Americans pride ourselves on having the best quality of life, the best political and economic system, the best future for our children. But does that mean our union is perfect? Now, more than ever in my baby-boomer lifetime, it seems urgent to ask ourselves some tough questions.

Why is it that many basic goods like electric power are provided by private, profit-making companies? Why are essential services like public education being gobbled up by wealthy entrepreneurs? Is it because the private sector always operates more efficiently and cheaply than the public sector? Or is it because benevolent-sounding “public-private partnerships” can pick off public infrastructure starved by tax cuts to benefit Big Business?

A case in point: the Rockland-area school district is struggling to provide a decent education, while the state of Maine spent nearly $25 million this year on nine private charter schools accountable to out-of-state corporations. Our former governor cut taxes for the wealthy, ignored the state mandate to fund public schools and enthusiastically handed a big chunk of our education budget to politically connected cronies. Enabling legislation was backed by the American Legislative Exchange Council, a Koch brothers group that pushes state-level policy favoring privatization and reduced regulation. It was written by a for-profit Virginia company called K12Inc.

According to the Portland Press-Herald, K12Inc’s Maine Virtual Academy has a 49 percent graduation rate and a 33 percent absentee rate, far worse than most public schools. While Maine spends $12,197 per pupil for traditional public education, the cost per pupil at charter schools ranges from $6,895 to $10,662. They’re skimping on everything from teachers to toilet paper.

K12Inc must have a healthy bottom line, since it funneled $19,000 to the LePage reelection campaign through the Republican Governors Association PAC. Some call this crony capitalism; I call it an outrage. Our students deserve better than to be used as cash cows.

Then there’s electric power. We’ve heard all we need to hear about how CMP has ripped us off, failed to provide adequate repairs, raised our rates and treated us like annoyances, not customers. We’ve also learned how much it has spent on lobbyists in Augusta, how much it has contributed to political campaigns, and how it has exerted influence over the PUC. But of course, money is speech.

Something is seriously wrong here. Is this really what we want for Maine, and for America?

Scott Nearing was a much-beloved economist, thinker, writer and “back-to-the-lander” who lived out many of his 100 years in Brooksville. He was prescient when he wrote in 1949: “Step by step, the economy has passed from individual to corporate ownership. Year by year the stranglehold of Big Business has tightened on the economy and on the country, until a point has been reached at which a rich, powerful minority owns, controls and dominates the American scene.”
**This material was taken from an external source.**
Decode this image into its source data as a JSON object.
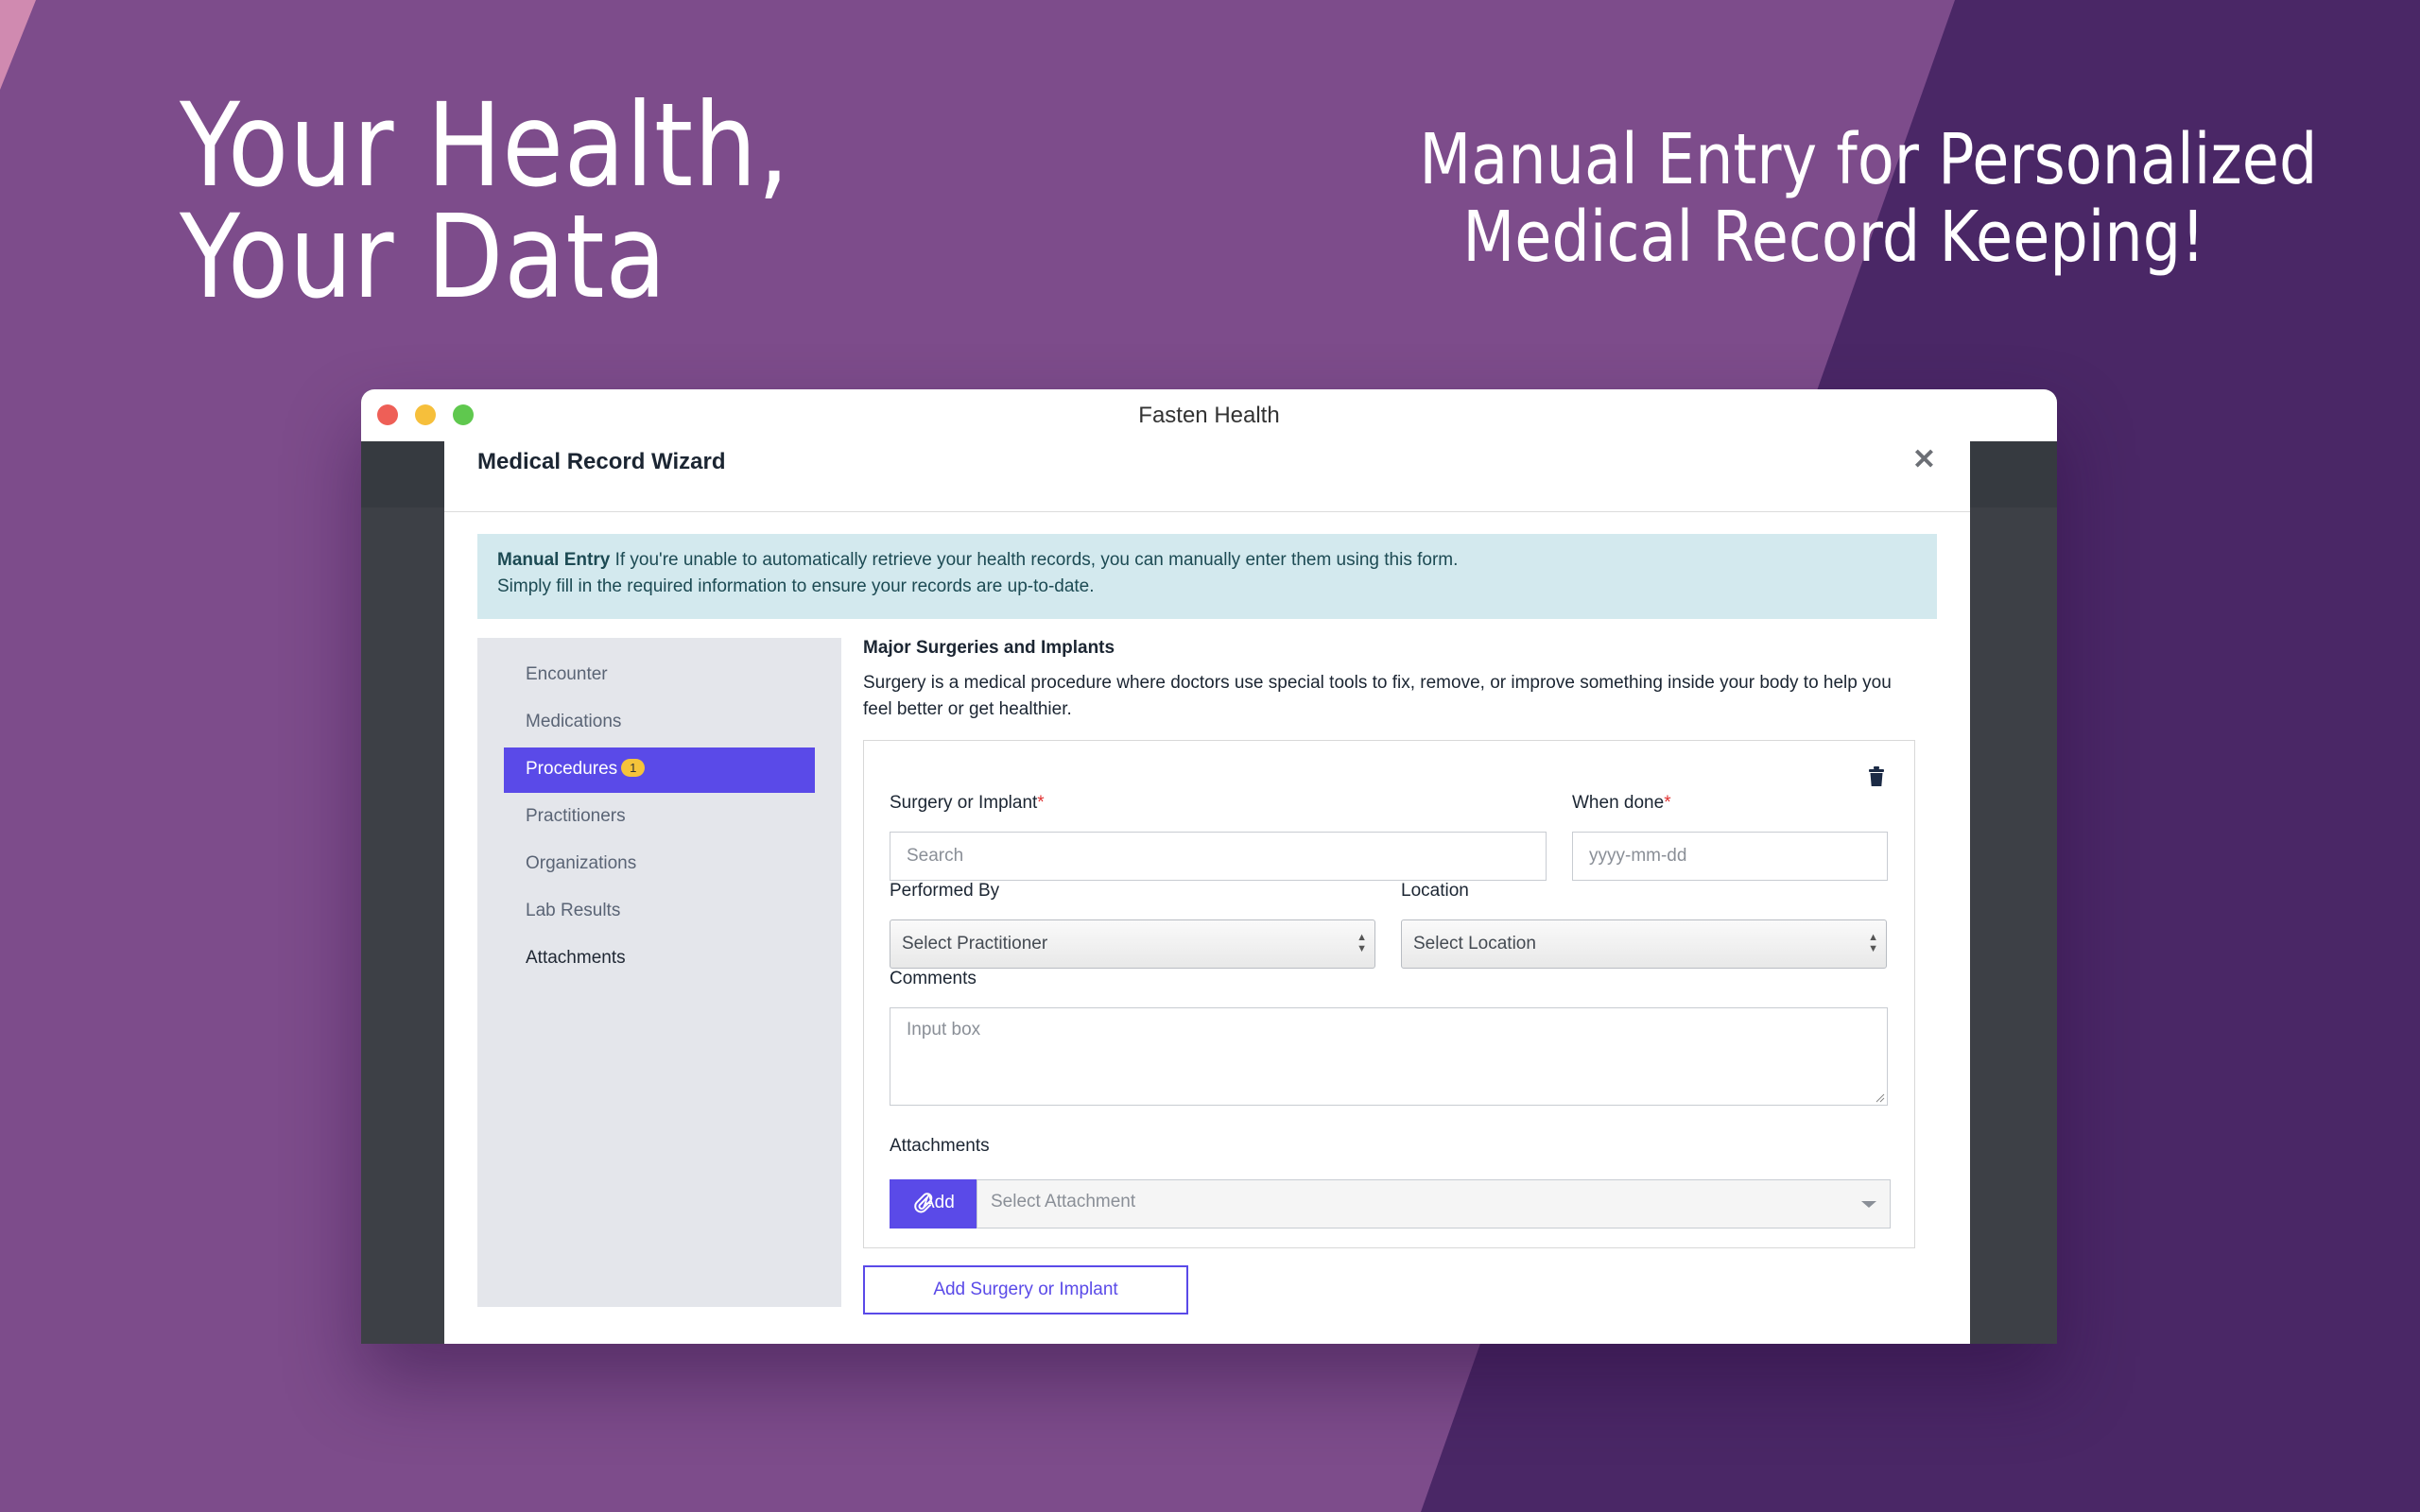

But wait, you say, isn’t the private sector more efficient than a bloated public works program, inevitably full of those lazy, shifty public employees? Well, no. According to a 2014 study by the British Public Service Research Institute, “The results are remarkably consistent across all sectors and all forms of privatization; there is no empirical evidence that the private sector is intrinsically more efficient.” A host of privatization studies done in developing and developed nations alike comes up with the same conclusion: the idea of greater efficiency in the private sector is a myth.

Nearing makes a lot of sense when he calls for “the collective public ownership and administration of those parts of the economy which are of common concern to the community as a whole.” His reasoning goes like this: “The interests of the individuals who own the commerce are inherently opposed to those who are working to produce profit for the owners. So there is an inherent conflict between those who own for a living, and those who work for a living. The owner class knows this conflict poses an existential threat to their future. So, every time they’re being challenged or they predict that they will be challenged, they try to divert public attention to a different perceived threat.”

Those words ring as true today as they did in the post-World War II years. Back then, even President Dwight Eisenhower had to say that the interstate highway system was a national security measure so that he wouldn’t be called a socialist.

I think there are a lot worse things to be called.